● WHAT IS BEING ASKED:
From the listing below, pull out every line where the string "image" appears.

:: EXERCISE MATERIAL

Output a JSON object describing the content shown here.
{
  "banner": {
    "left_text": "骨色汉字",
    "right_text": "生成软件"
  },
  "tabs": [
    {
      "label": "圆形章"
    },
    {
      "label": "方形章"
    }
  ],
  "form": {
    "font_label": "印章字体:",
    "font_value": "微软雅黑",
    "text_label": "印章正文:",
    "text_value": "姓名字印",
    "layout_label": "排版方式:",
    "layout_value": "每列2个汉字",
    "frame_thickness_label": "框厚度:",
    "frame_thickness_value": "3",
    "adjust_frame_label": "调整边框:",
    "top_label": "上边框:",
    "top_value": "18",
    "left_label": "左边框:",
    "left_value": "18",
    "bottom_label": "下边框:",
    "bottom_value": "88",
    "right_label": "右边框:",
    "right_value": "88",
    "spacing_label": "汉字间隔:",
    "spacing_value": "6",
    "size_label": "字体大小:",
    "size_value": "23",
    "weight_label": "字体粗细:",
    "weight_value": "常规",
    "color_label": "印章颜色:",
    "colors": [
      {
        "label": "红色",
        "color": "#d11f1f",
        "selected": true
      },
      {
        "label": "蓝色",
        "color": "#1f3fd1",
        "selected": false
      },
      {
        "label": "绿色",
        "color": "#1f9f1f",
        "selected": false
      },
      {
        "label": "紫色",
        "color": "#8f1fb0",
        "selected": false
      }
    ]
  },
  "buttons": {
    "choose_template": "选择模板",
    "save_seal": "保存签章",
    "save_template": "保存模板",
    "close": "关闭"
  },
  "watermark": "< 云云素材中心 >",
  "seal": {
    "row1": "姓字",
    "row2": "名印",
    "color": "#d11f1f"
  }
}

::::
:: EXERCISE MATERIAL

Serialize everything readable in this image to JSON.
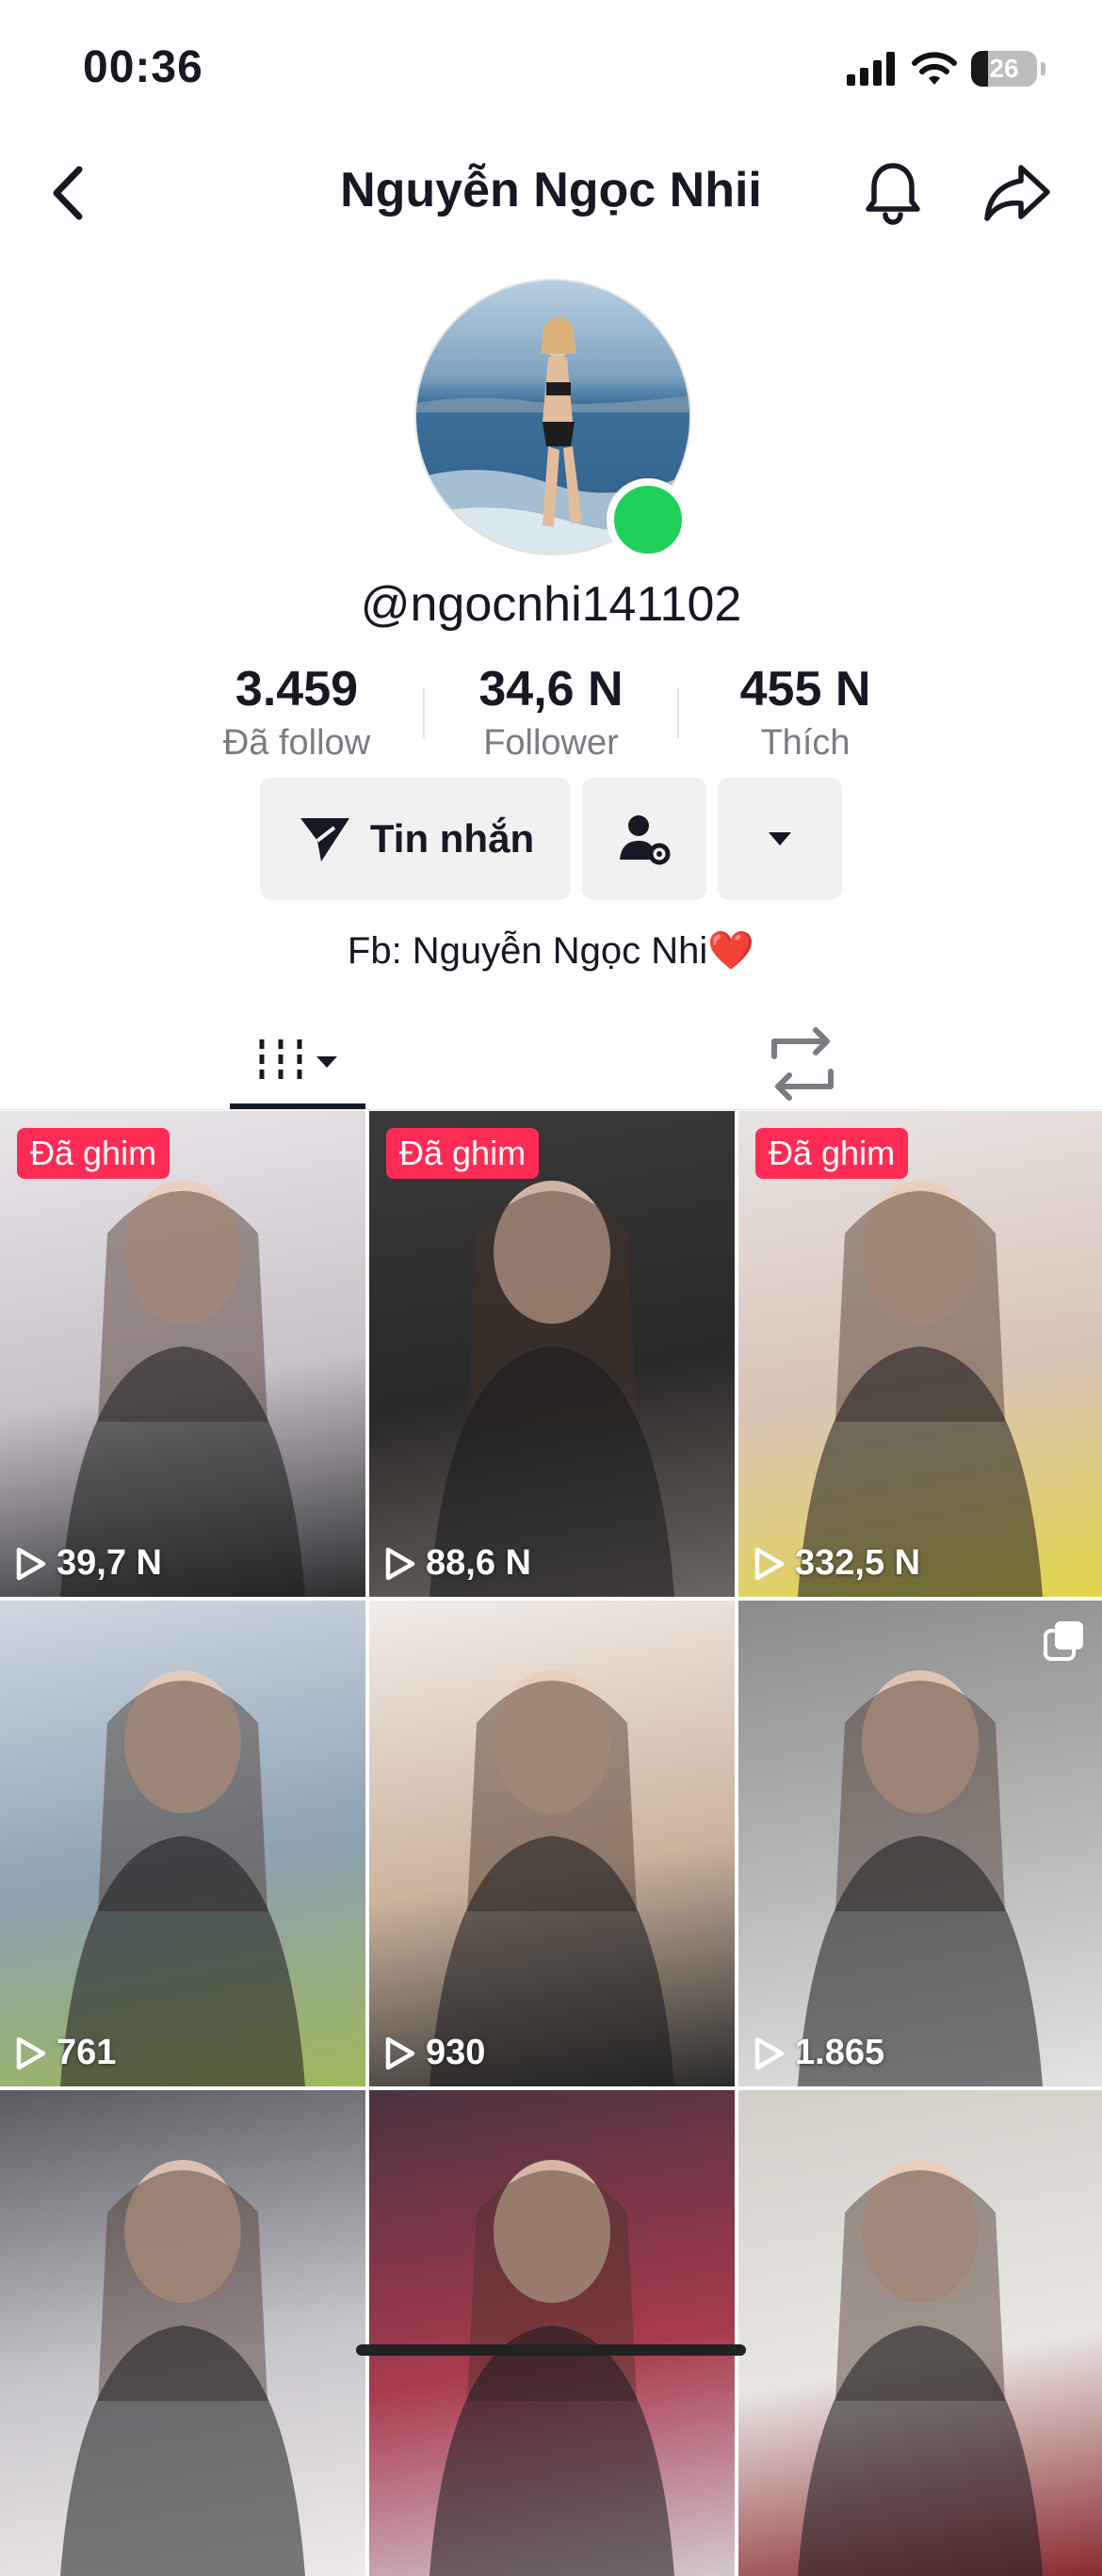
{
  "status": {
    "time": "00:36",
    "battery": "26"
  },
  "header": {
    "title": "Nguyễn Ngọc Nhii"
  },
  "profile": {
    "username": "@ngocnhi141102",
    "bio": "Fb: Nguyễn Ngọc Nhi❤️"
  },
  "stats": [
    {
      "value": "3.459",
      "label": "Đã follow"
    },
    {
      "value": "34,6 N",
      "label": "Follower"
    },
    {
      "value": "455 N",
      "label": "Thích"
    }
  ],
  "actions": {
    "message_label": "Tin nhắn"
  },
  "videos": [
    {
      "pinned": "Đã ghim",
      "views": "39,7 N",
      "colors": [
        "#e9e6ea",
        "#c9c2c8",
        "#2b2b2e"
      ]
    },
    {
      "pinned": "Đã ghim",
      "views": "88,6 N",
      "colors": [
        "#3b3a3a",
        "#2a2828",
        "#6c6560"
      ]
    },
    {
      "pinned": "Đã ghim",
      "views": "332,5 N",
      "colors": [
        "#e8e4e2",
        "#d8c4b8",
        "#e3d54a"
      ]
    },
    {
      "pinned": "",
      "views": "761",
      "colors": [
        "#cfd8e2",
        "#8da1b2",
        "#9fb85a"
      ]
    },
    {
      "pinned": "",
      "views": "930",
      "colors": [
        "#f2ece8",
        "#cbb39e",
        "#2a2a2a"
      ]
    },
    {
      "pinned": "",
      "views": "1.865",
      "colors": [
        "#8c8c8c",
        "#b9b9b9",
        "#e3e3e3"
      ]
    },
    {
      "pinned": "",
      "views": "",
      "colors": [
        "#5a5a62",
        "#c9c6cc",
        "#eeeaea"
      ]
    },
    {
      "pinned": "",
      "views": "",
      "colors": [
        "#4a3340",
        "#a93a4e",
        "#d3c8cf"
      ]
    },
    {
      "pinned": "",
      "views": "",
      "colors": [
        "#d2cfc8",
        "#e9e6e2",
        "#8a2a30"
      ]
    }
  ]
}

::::
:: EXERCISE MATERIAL

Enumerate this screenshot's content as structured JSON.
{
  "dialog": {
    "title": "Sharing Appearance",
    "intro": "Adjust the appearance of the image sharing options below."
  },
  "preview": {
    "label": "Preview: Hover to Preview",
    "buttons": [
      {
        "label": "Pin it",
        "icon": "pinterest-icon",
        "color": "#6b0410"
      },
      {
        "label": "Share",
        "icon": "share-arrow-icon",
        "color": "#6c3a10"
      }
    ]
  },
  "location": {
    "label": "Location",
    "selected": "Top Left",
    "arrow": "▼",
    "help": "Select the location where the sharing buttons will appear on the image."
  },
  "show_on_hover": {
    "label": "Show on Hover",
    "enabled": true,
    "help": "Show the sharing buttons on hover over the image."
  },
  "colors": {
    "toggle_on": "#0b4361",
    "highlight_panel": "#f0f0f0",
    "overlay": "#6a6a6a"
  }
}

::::

● RESPONSE TO THE TASK:
Serialize everything readable in this image to JSON.
    "intro": "Adjust the appearance of the image sharing options below."
    "help": "Select the location where the sharing buttons will appear on the image."
    "help": "Show the sharing buttons on hover over the image."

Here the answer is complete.